TASK OBJECTIVE - Would you work out how many of the lines below hold "Realtek" and reply with nothing but the number?

RECORDS PROVIDED -
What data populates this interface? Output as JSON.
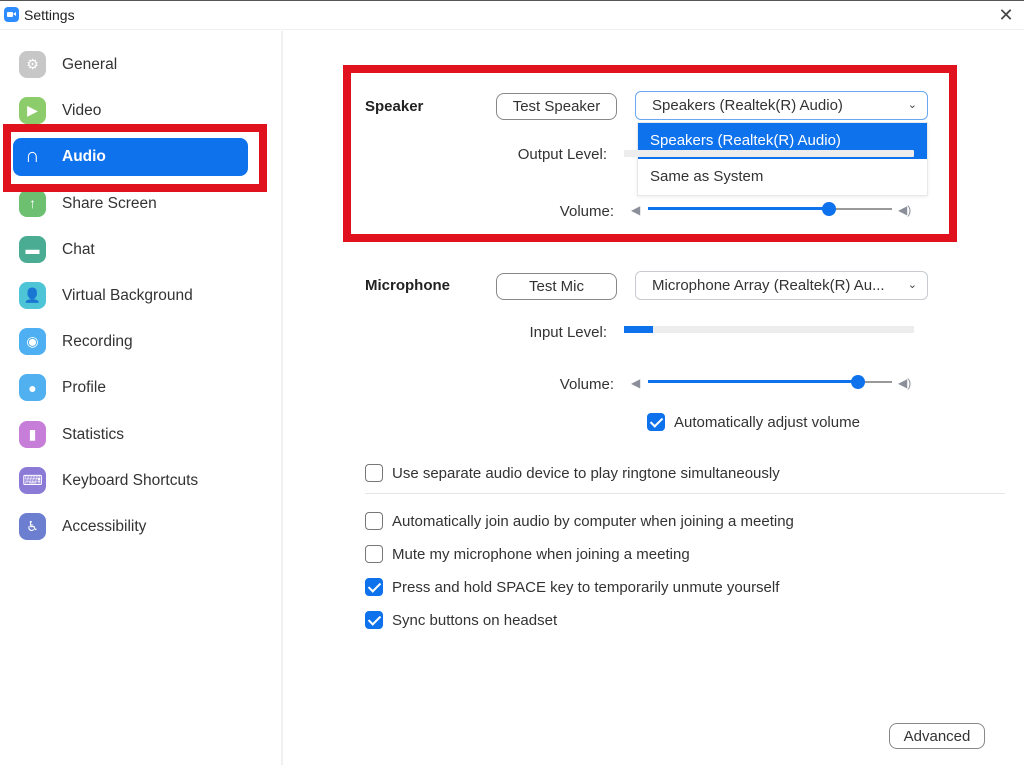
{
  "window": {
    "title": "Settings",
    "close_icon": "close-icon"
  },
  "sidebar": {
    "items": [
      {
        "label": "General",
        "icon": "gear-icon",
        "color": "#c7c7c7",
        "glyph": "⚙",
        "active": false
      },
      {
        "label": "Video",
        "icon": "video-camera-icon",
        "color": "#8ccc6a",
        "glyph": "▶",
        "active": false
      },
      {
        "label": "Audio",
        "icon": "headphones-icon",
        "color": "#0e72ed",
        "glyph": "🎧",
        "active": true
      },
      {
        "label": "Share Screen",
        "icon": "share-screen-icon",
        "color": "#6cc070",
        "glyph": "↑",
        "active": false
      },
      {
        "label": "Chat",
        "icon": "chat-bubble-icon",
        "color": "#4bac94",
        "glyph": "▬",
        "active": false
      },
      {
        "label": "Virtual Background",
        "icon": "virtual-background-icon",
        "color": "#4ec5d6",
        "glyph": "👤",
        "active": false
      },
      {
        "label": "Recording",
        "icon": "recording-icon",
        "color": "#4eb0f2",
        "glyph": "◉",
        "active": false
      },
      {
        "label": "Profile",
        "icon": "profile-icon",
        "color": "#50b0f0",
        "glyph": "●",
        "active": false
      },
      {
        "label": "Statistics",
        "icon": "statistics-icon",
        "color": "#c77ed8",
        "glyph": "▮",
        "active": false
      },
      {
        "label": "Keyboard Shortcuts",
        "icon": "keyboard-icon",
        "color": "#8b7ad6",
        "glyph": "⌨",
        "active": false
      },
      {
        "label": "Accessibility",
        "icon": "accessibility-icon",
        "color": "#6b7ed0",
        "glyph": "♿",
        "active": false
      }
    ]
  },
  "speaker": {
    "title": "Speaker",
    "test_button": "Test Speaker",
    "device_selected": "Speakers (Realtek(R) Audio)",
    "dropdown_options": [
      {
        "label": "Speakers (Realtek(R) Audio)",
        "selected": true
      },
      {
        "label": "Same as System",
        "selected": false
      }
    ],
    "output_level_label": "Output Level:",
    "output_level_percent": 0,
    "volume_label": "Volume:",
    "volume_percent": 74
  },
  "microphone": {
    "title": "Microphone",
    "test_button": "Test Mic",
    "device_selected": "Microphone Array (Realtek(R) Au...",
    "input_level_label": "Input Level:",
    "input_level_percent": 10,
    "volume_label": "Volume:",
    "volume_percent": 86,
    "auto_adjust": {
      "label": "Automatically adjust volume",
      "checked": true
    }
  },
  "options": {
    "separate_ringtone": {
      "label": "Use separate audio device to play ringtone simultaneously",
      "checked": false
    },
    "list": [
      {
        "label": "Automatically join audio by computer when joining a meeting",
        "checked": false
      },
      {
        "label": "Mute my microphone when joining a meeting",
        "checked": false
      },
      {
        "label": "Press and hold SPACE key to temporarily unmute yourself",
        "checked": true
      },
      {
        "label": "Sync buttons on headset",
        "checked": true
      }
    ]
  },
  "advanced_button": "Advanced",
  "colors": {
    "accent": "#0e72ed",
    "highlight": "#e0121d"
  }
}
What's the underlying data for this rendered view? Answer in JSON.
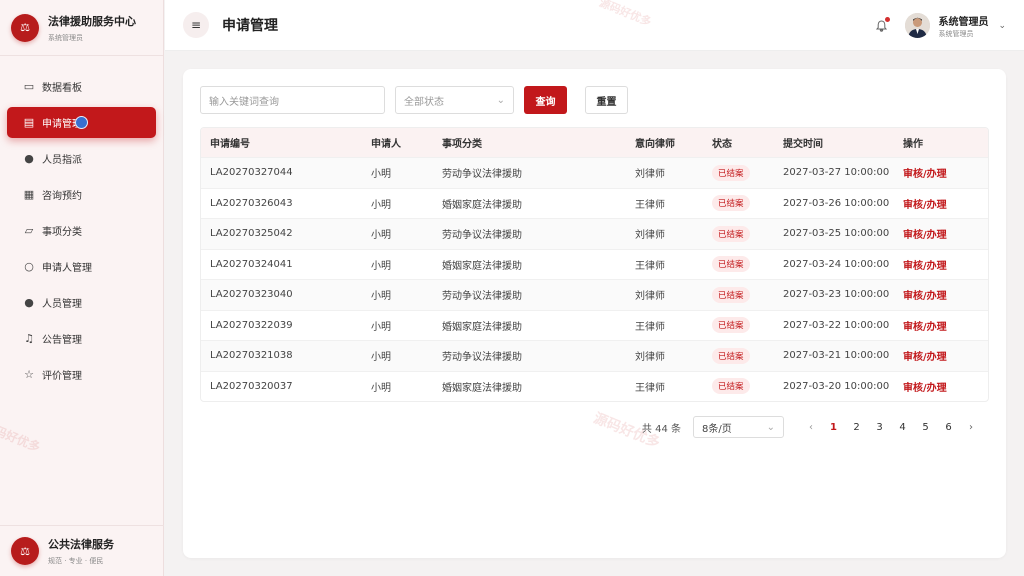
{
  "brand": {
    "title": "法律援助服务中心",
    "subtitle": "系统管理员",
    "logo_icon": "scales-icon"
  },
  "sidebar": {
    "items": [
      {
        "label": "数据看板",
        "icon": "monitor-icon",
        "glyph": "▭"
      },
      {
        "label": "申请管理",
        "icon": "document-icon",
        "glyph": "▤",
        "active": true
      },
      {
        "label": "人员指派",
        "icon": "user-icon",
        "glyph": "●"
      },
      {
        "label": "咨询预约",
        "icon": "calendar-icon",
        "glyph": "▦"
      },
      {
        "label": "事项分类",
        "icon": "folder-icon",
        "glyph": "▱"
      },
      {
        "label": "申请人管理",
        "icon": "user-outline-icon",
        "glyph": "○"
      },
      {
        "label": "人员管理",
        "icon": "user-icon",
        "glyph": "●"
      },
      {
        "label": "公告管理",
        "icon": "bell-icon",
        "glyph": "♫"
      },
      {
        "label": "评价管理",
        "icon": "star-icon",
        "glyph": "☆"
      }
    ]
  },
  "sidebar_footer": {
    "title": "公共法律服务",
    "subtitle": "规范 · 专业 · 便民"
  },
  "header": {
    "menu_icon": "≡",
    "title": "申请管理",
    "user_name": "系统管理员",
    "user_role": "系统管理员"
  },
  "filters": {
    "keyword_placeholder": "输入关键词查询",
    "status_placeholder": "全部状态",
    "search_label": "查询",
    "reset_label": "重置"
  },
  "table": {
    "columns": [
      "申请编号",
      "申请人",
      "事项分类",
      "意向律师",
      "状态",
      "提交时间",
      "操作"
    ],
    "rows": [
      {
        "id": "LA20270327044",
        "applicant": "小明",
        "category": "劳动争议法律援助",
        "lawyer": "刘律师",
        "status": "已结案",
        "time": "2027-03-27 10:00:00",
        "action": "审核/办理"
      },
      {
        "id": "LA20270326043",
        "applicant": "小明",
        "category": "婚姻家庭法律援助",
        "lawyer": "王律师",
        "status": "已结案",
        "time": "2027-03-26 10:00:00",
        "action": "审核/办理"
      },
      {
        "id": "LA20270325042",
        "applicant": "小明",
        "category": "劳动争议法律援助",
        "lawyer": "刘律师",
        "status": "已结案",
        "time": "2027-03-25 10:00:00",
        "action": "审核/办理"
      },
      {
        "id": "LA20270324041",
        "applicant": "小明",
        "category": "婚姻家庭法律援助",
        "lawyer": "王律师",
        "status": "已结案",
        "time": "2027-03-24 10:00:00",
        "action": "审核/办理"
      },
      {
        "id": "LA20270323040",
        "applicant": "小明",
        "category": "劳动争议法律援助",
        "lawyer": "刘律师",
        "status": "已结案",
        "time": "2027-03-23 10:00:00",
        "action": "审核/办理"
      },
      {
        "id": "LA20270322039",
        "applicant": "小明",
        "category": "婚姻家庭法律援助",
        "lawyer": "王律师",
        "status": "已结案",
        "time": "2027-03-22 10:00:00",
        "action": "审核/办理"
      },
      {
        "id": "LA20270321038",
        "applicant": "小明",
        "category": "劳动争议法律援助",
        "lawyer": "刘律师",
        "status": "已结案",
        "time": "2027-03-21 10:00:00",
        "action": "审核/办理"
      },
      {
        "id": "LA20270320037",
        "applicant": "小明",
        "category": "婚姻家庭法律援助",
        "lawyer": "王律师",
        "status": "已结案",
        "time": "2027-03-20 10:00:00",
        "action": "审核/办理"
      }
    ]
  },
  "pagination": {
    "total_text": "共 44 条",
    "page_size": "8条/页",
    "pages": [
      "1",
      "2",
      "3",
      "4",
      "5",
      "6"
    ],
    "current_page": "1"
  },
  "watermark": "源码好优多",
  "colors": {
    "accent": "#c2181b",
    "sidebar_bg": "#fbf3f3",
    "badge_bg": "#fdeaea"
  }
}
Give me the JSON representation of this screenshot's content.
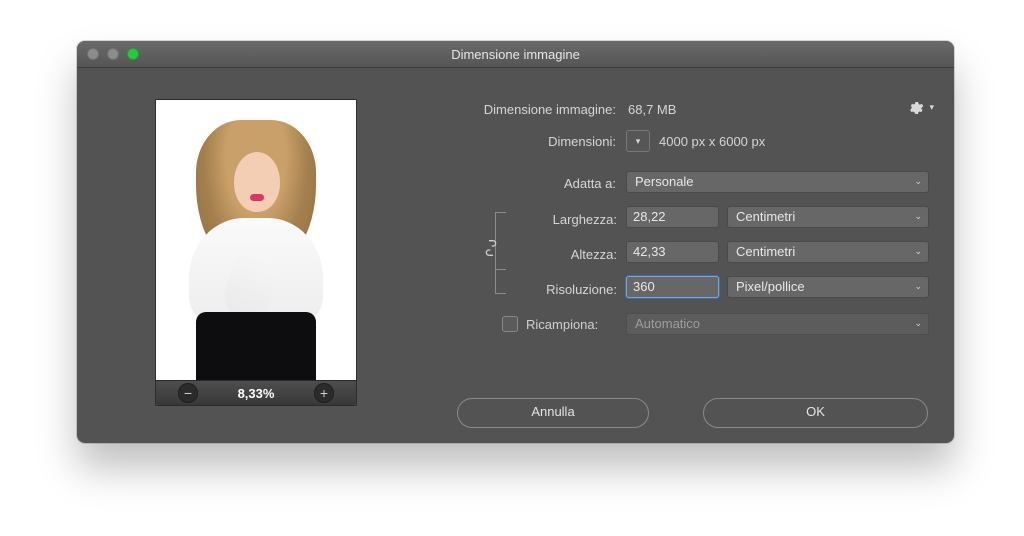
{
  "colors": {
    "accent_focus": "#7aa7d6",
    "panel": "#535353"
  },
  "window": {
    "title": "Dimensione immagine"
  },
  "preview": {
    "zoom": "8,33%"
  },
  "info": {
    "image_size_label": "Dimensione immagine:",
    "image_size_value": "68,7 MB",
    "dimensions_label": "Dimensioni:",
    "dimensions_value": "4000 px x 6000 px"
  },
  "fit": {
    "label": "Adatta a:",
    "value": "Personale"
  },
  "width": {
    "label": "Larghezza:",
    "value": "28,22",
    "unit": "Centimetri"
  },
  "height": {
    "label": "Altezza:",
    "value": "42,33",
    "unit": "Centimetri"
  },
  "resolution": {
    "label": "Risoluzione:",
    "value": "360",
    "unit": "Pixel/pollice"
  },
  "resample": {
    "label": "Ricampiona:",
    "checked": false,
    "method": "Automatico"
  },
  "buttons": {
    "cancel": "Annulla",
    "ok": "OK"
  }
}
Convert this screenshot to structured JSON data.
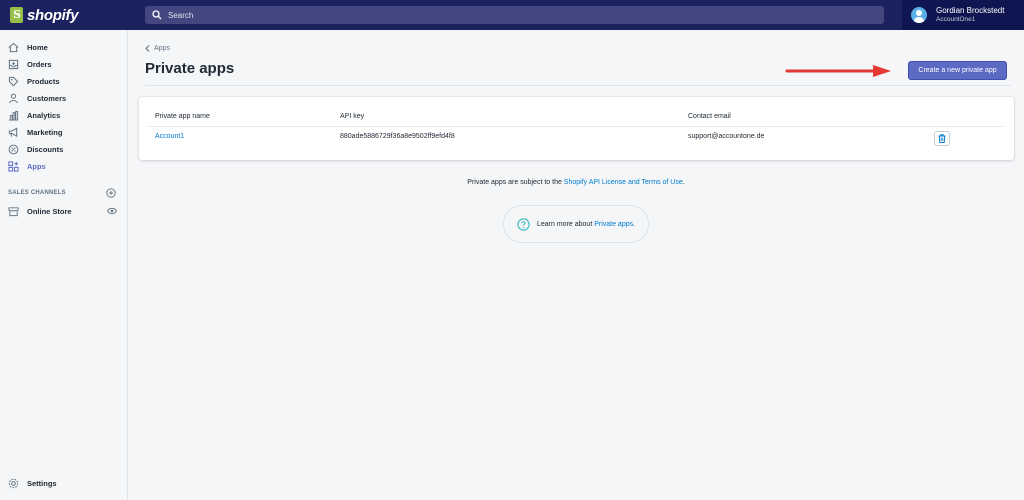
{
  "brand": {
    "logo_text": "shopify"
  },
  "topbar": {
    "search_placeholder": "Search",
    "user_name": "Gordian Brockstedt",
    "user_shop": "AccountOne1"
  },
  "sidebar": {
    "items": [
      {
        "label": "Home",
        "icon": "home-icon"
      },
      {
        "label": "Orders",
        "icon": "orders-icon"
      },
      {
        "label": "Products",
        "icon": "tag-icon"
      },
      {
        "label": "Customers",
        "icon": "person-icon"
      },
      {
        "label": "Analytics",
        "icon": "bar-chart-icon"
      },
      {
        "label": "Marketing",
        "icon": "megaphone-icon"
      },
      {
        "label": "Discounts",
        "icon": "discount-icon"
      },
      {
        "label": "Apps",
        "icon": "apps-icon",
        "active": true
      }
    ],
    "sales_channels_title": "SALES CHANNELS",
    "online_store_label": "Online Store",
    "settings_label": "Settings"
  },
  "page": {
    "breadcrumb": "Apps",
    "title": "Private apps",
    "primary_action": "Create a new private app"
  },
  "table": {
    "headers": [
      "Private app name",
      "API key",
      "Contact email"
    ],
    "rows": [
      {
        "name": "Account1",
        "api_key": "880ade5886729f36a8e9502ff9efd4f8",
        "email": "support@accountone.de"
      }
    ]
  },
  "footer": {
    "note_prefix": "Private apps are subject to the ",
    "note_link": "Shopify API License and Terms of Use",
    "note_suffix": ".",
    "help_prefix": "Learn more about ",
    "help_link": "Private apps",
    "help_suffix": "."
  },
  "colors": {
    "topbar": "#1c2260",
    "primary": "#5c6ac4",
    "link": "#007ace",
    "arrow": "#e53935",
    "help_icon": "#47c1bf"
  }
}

RESULT FOR THIS TASK - 3